Like the seven Apollo missions to the moon, Cheng Ho's seven voyages illumined an unknown world. They also returned a wealth of scientific data and curiosities - exotic birds, ostriches, lions, zebras, giraffes, precious stones, and spices - which were welcome luxuries at the imperial court. (The giraffe was of particular interest because it was thought to be the mythical ch'i-lin, a Chinese variant of the unicorn.) The voyages explored the Persian Gulf and down the east African coast as far as Mogadishu in present day Somalia. Seven members of one expedition are reported to have visited Mecca.

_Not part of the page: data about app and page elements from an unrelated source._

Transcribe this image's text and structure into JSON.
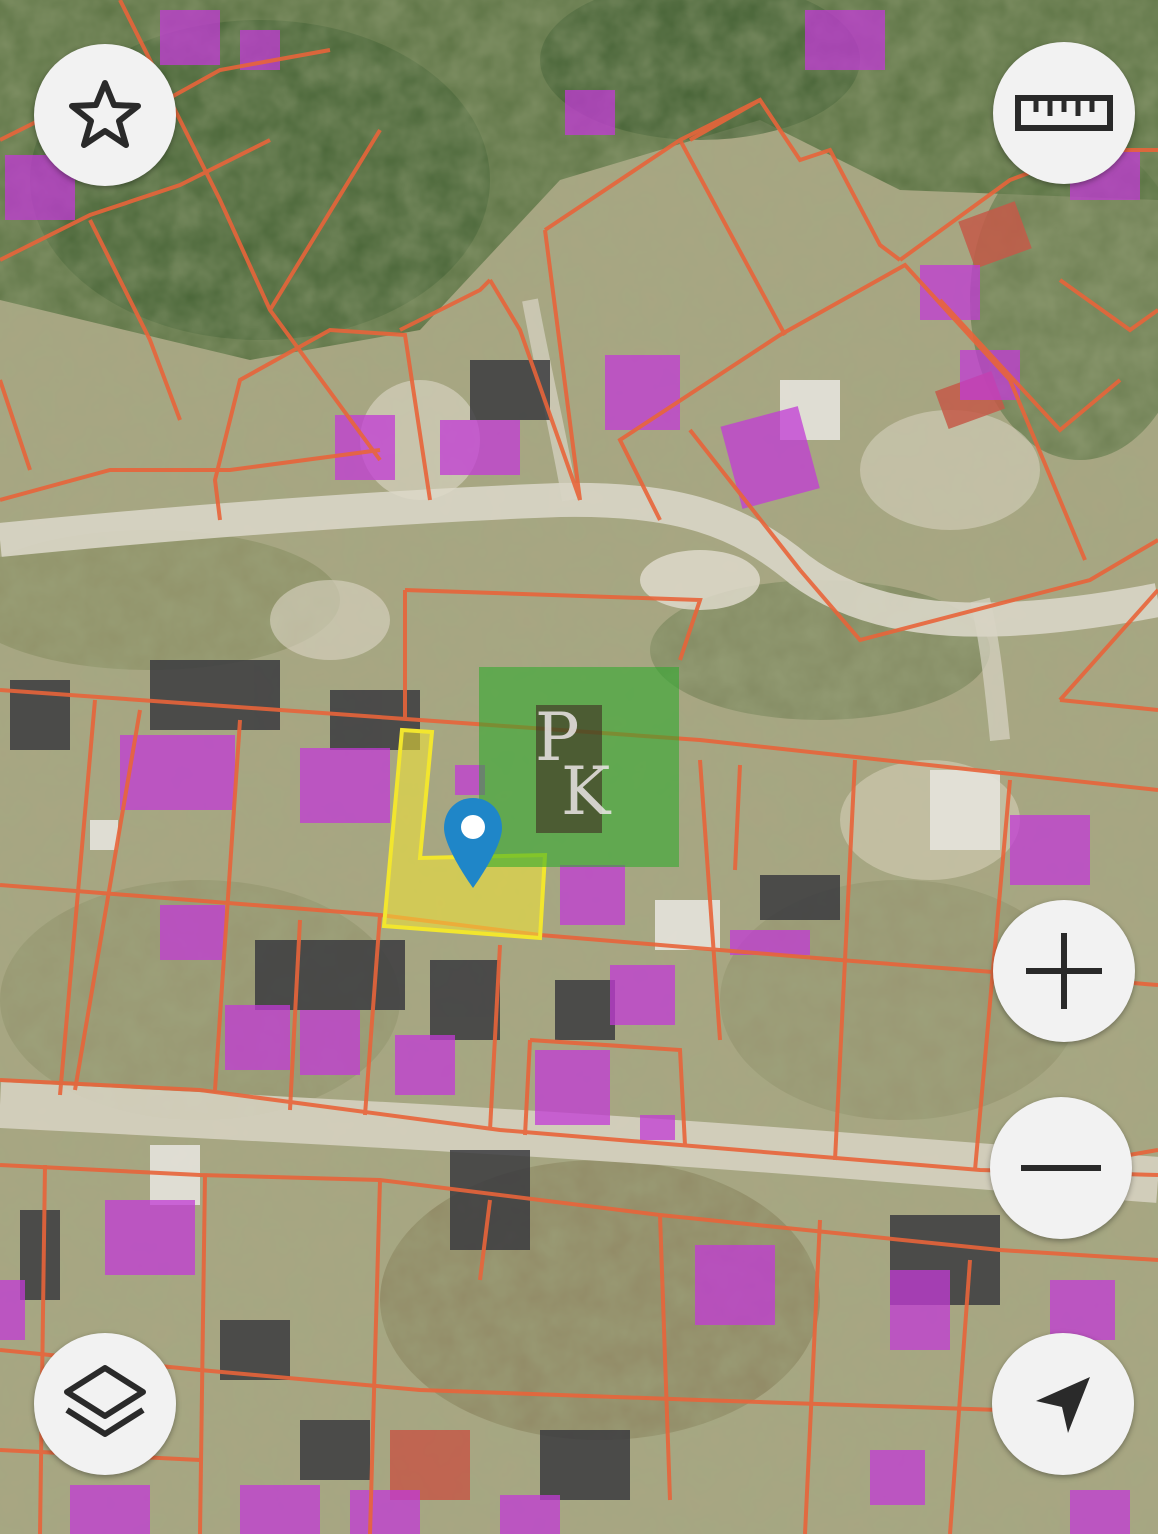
{
  "map": {
    "type": "satellite-cadastral",
    "parcel_outline_color": "#e8643a",
    "building_footprint_color": "#c23ad6",
    "selected_parcel_color": "#f2e62e",
    "pin_color": "#1f86c8"
  },
  "watermark": {
    "line1": "P",
    "line2": "K"
  },
  "controls": {
    "favorite": {
      "icon": "star-icon"
    },
    "ruler": {
      "icon": "ruler-icon"
    },
    "zoom_in": {
      "icon": "plus-icon"
    },
    "zoom_out": {
      "icon": "minus-icon"
    },
    "layers": {
      "icon": "layers-icon"
    },
    "locate": {
      "icon": "navigation-arrow-icon"
    }
  }
}
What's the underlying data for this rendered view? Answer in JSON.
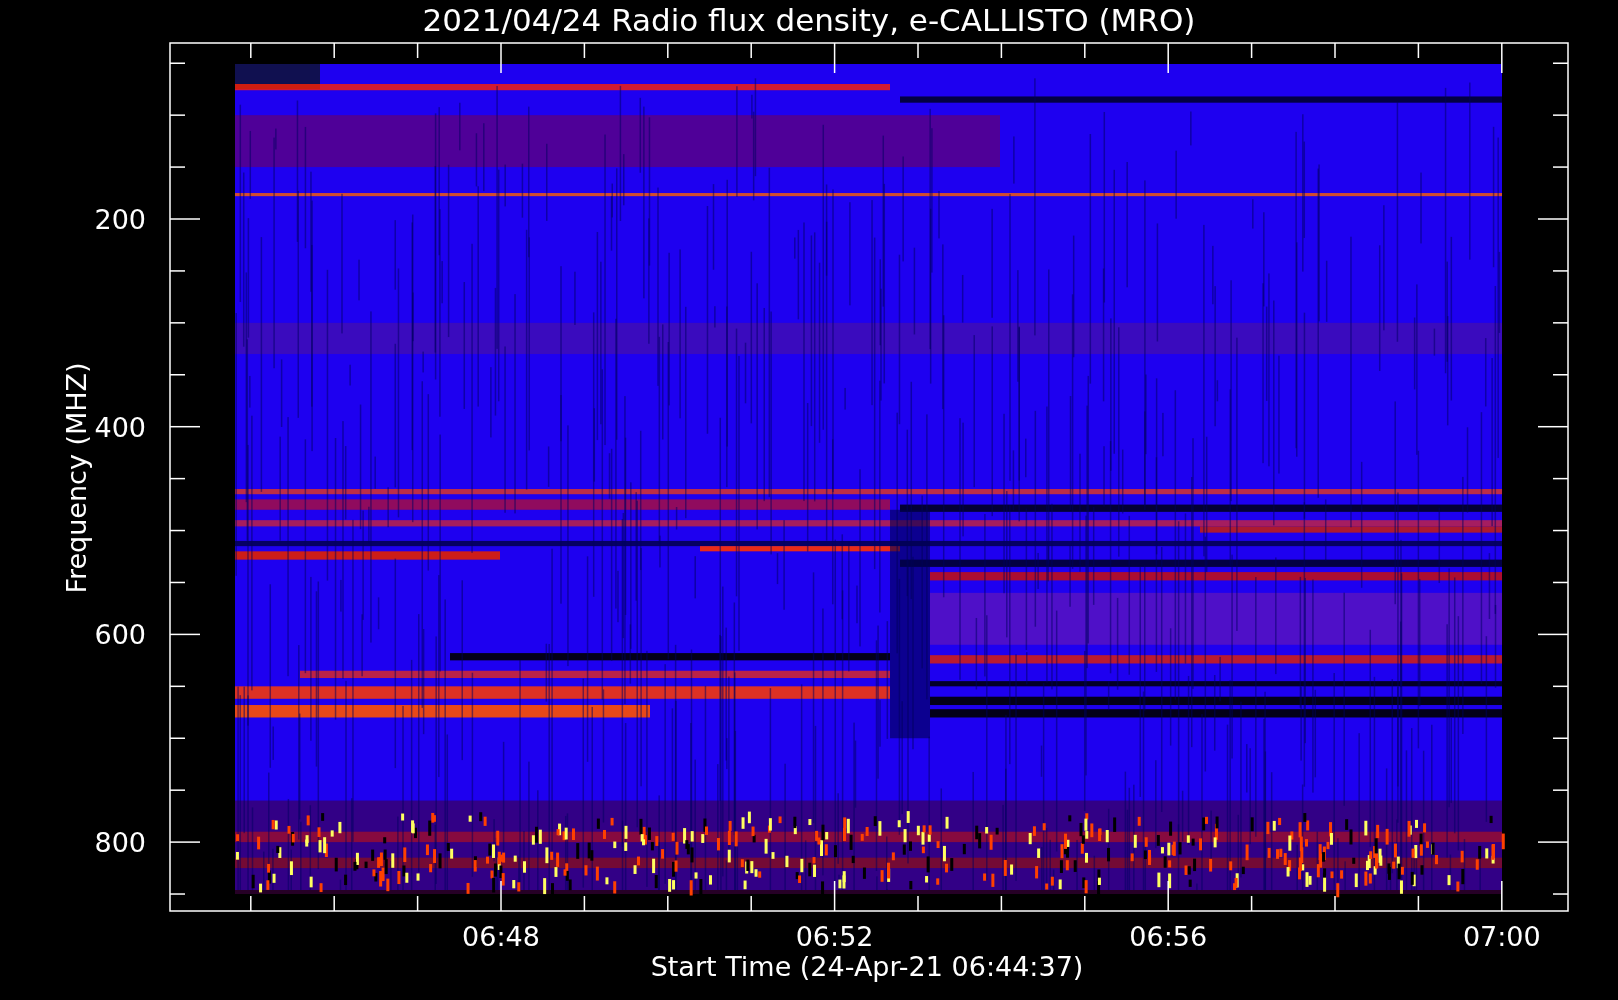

But unlike the astronauts, Cheng Ho did not exactly go in peace. His goal was to create new tributary states. Those who acknowledged the Son of Heaven as the world's supreme ruler could expect friendly relations and trade. The kings of Ceylon and Sumatra did not, and were returned as captives.

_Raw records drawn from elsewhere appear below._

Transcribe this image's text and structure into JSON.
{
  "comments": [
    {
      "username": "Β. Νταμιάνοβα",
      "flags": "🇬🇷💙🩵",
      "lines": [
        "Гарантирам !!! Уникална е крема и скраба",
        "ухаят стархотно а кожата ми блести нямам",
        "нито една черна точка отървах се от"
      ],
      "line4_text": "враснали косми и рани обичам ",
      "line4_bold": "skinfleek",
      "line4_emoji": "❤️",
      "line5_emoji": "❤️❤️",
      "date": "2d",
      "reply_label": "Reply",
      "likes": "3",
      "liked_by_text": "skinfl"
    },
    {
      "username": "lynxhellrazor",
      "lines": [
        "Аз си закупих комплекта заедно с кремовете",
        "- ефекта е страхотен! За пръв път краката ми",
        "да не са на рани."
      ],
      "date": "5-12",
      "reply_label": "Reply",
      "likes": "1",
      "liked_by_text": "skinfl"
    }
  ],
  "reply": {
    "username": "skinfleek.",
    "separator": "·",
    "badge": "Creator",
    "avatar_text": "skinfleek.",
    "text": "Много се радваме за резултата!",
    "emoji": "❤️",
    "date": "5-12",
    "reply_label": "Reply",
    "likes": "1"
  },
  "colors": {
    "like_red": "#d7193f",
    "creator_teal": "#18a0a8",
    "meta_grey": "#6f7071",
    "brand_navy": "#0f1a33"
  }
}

The expeditions ceased abruptly after the deaths of Yung Lo in 1424 and Cheng Ho in about 1431. A new emperor declared that ''not an inch of plank'' should go down to sea. China, always an introspective culture, totally turned its back on the outside world.
The voyages were halted principally because of the excessive costs. The knowledge and curiosities acquired (like the moon rocks) were considered a poor substitute for trade in more profitable items.
Another factor was the role of the despised eunuchs (like today's technocrats?) who conceived the missions, led them, and stood to profit by them. As a military industrial complex of the time, they were a natural target for suspicion.
Just as the reasons for abandoning the quest have a familiar ring today, so also may the consequences. The Ming (literally ''brilliant'') dynasty consolidated the Chinese people's control over their own country until its final collapse in 1644, but the technological edge was lost. China has been a net importer of technology ever since.
Loss of technological superiority also was a prelude for China's loss of national independence. From the 17th century until recently, the country has been under continuous foreign domination. Continuing the pioneering spirit of Cheng Ho and Yung Lo would not necessarily have prevented this humiliation, but abandoning an active role in the world surely guaranteed it.
It is interesting to speculate on what the world might look like today if Cheng Ho had been allowed to follow up on his successes in the Indian Ocean by turning east and sailing across the Pacific.